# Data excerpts
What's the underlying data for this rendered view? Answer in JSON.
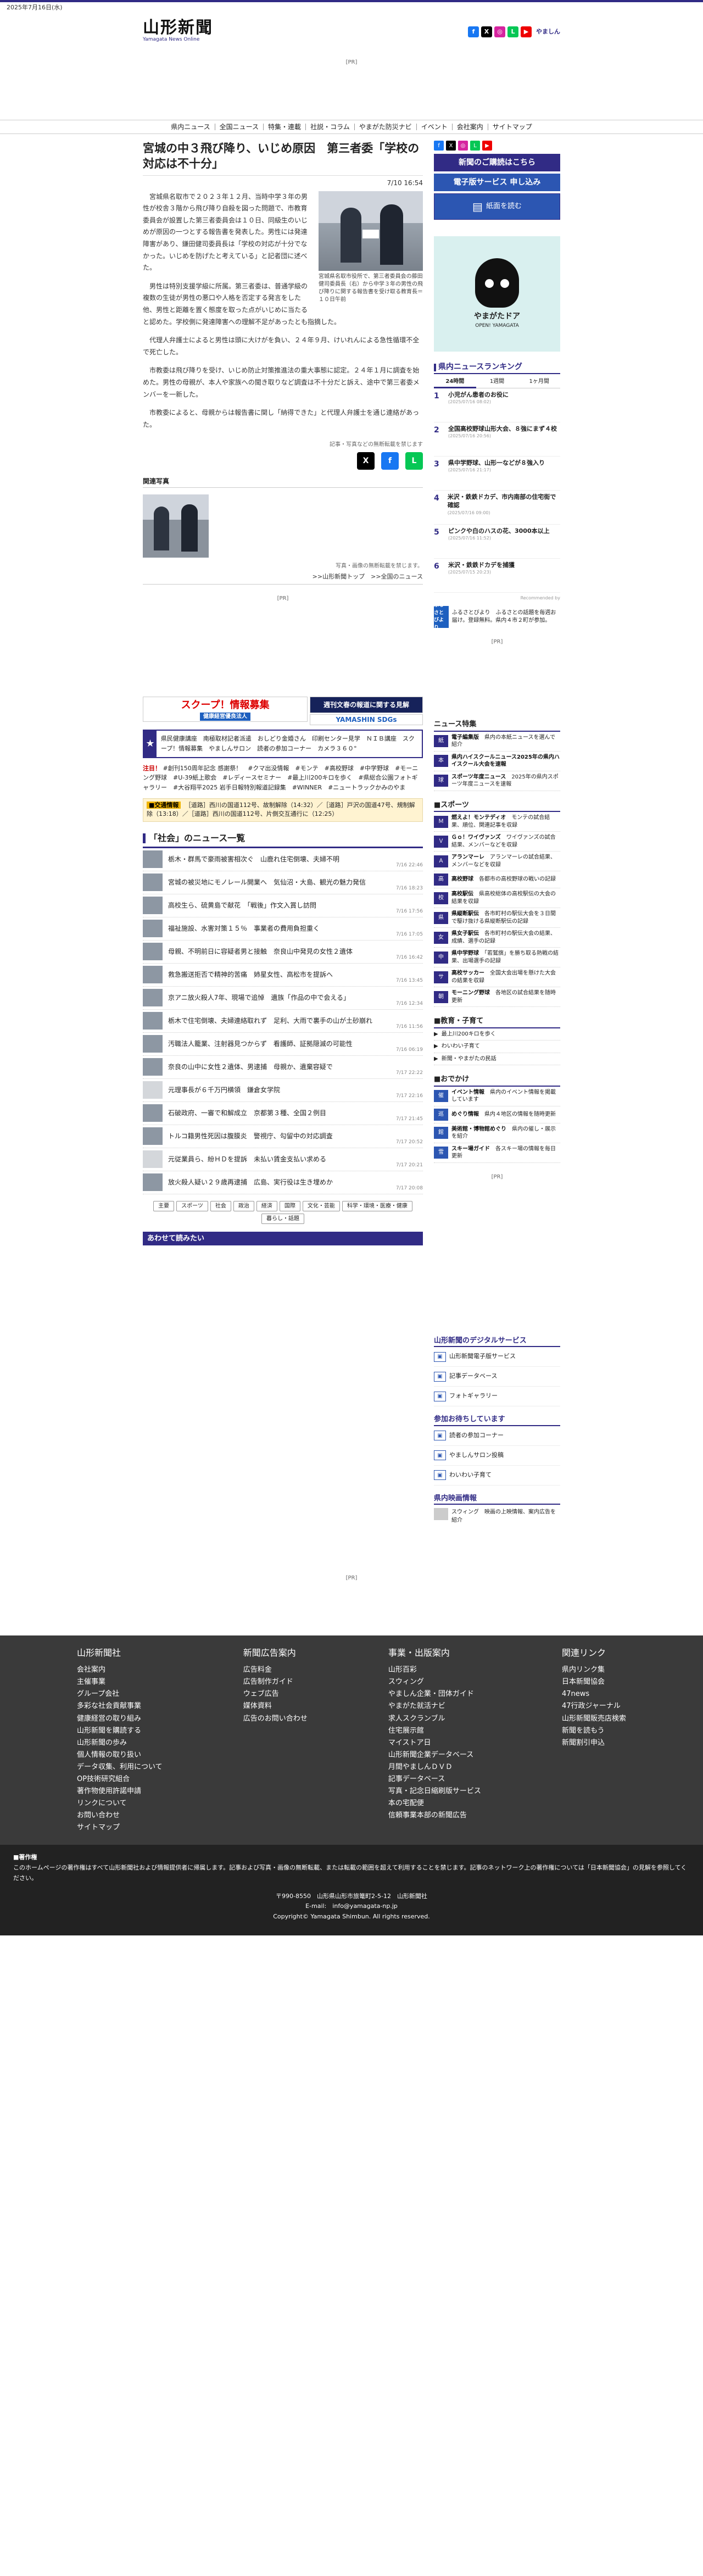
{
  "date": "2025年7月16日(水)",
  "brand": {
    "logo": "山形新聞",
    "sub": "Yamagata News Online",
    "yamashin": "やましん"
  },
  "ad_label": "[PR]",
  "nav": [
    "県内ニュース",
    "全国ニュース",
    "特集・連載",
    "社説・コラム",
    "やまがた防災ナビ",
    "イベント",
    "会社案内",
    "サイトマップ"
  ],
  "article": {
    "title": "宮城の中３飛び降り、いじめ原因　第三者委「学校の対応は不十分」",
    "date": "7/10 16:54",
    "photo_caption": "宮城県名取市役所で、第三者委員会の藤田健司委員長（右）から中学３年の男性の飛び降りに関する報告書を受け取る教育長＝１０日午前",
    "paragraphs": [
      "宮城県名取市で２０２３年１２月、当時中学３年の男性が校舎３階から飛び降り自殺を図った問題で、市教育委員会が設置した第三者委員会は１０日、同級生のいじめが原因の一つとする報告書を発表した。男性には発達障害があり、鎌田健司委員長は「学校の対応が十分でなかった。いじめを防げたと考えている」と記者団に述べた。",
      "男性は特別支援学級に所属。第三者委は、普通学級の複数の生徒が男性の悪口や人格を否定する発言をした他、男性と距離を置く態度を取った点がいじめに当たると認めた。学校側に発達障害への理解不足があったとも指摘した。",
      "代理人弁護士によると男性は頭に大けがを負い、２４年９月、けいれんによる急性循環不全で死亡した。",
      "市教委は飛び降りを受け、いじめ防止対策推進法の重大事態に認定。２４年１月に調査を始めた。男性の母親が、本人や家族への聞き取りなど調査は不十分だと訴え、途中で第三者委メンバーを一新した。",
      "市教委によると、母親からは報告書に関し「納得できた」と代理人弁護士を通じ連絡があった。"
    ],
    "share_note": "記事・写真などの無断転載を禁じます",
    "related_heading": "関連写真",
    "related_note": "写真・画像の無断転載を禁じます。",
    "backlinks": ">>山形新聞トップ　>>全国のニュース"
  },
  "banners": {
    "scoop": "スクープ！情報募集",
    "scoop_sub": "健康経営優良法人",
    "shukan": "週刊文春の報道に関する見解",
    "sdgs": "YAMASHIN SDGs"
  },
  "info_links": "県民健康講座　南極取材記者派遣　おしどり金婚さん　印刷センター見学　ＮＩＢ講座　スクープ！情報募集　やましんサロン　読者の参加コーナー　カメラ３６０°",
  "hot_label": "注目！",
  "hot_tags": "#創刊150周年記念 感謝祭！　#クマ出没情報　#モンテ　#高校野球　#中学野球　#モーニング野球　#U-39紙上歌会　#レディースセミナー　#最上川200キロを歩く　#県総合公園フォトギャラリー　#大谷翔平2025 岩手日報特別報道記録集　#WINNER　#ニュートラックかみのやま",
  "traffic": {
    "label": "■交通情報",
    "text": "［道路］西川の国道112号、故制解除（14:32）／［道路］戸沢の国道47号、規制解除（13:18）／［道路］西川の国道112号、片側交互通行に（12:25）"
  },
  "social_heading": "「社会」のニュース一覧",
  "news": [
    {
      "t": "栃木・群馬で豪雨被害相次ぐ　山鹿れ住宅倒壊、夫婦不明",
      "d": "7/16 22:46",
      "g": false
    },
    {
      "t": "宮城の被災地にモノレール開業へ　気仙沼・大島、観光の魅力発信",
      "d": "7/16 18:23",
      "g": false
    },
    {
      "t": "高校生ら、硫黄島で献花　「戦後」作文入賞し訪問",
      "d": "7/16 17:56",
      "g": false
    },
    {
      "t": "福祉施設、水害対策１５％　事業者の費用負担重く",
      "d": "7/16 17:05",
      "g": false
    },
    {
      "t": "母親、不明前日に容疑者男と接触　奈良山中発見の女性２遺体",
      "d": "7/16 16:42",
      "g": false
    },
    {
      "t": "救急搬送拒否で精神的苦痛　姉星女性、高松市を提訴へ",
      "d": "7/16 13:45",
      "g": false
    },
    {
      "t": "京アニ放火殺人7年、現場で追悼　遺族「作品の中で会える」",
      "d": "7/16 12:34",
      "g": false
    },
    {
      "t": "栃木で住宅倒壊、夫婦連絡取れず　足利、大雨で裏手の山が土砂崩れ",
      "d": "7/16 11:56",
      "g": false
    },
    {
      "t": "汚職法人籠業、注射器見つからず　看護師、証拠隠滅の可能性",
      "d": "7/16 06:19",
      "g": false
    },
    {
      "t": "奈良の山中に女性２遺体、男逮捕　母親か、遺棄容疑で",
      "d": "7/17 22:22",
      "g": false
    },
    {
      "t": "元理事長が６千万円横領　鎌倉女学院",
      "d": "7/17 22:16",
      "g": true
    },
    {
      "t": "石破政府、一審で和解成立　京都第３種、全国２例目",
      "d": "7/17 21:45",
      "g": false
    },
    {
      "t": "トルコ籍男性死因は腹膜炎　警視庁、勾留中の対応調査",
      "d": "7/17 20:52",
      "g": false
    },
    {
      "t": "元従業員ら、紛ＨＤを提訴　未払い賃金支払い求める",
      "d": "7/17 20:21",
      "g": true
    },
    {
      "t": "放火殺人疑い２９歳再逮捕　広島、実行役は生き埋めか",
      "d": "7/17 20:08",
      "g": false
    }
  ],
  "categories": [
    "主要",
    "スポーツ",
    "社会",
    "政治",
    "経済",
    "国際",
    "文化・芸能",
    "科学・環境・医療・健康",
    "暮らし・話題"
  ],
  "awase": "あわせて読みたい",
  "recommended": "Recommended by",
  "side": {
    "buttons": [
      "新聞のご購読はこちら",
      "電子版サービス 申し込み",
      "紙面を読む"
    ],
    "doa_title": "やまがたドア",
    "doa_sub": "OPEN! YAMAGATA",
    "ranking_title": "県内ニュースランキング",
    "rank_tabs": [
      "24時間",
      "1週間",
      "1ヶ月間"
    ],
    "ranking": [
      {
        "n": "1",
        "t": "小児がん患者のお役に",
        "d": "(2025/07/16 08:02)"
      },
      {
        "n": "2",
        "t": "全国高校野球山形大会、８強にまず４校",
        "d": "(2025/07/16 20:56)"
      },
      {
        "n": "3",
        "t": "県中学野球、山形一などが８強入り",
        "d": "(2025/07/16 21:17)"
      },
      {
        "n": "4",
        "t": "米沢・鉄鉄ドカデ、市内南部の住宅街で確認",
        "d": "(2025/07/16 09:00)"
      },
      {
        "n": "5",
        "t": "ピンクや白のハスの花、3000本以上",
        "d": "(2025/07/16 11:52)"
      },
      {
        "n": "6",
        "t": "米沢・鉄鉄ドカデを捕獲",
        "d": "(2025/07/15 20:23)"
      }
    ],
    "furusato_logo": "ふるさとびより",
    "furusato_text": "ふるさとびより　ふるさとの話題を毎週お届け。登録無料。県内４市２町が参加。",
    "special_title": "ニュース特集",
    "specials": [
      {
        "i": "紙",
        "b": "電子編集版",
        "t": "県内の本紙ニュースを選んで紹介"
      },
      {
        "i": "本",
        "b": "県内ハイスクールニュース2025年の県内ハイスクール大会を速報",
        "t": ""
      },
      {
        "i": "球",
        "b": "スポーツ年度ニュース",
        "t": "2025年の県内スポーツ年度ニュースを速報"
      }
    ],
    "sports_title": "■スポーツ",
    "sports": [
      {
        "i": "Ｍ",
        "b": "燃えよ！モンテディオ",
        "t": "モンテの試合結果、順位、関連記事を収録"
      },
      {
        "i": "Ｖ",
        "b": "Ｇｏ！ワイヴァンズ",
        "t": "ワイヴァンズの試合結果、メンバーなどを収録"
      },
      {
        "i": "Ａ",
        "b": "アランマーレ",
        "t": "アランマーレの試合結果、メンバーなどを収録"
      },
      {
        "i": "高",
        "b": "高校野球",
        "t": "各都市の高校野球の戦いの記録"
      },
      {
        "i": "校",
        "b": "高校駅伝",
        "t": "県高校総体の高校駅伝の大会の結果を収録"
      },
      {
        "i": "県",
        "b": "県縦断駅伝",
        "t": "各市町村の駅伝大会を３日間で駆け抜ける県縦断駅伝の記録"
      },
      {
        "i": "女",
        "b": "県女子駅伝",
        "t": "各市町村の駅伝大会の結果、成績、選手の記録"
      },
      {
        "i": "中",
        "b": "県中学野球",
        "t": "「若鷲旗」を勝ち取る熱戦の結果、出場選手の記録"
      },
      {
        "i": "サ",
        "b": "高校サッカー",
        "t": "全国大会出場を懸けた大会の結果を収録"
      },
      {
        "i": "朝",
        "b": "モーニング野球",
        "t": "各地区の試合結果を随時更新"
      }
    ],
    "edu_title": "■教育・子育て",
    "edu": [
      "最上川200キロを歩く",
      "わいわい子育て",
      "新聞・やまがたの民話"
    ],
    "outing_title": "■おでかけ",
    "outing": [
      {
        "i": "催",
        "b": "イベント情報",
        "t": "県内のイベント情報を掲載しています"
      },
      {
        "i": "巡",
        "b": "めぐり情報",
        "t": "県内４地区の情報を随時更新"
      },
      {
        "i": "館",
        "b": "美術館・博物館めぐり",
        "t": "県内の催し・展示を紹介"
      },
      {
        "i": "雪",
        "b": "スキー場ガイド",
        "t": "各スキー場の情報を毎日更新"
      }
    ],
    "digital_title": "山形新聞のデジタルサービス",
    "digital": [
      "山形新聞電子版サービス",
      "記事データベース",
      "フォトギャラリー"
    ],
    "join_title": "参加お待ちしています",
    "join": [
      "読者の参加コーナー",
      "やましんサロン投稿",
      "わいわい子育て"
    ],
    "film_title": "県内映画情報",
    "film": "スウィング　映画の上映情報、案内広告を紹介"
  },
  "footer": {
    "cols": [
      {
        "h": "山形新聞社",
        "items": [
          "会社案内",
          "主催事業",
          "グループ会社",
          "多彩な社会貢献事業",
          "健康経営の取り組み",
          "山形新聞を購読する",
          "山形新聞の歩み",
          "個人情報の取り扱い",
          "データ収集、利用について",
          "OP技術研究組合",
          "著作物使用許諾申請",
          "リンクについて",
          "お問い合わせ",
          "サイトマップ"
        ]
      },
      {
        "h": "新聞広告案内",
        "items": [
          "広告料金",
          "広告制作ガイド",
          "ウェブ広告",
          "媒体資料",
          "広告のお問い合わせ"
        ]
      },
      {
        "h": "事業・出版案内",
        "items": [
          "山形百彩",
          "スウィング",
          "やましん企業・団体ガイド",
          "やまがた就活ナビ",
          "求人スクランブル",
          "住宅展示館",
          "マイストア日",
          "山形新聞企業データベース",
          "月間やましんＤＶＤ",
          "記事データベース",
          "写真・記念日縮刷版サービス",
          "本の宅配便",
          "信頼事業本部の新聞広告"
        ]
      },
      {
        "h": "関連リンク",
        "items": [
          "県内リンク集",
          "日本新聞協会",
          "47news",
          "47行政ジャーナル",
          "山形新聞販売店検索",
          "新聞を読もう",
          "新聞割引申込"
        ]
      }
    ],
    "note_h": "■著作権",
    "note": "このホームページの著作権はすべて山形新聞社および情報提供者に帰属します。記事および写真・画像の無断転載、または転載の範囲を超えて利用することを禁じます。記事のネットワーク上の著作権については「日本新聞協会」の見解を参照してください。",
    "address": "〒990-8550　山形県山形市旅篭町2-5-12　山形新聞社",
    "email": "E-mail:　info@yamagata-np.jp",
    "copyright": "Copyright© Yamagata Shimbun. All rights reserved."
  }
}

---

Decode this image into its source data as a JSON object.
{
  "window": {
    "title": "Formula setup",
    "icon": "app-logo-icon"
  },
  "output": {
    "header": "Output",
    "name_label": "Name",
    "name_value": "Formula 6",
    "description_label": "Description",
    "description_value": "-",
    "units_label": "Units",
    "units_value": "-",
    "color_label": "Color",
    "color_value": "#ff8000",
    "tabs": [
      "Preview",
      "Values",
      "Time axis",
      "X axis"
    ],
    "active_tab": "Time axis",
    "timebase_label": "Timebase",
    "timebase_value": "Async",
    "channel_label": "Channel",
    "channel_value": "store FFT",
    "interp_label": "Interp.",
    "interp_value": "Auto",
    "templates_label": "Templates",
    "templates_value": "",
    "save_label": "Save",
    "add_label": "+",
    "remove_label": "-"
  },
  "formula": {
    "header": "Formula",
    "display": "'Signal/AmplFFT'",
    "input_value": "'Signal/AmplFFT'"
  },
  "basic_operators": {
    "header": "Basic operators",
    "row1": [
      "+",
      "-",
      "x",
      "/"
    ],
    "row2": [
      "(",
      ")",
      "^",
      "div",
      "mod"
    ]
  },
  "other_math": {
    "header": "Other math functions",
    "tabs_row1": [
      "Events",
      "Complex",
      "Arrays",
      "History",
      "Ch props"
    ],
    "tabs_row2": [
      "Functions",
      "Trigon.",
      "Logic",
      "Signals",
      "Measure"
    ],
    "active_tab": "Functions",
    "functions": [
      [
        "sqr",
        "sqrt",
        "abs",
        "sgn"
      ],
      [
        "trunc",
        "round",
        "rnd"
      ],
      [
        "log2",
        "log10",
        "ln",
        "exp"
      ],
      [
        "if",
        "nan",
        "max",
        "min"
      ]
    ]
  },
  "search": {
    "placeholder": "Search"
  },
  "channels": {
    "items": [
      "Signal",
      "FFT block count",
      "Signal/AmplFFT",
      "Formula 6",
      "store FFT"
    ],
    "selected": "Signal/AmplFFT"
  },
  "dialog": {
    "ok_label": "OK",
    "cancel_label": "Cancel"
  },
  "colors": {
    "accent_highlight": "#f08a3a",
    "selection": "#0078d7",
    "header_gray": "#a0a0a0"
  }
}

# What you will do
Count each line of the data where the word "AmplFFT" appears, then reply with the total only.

# Response area
4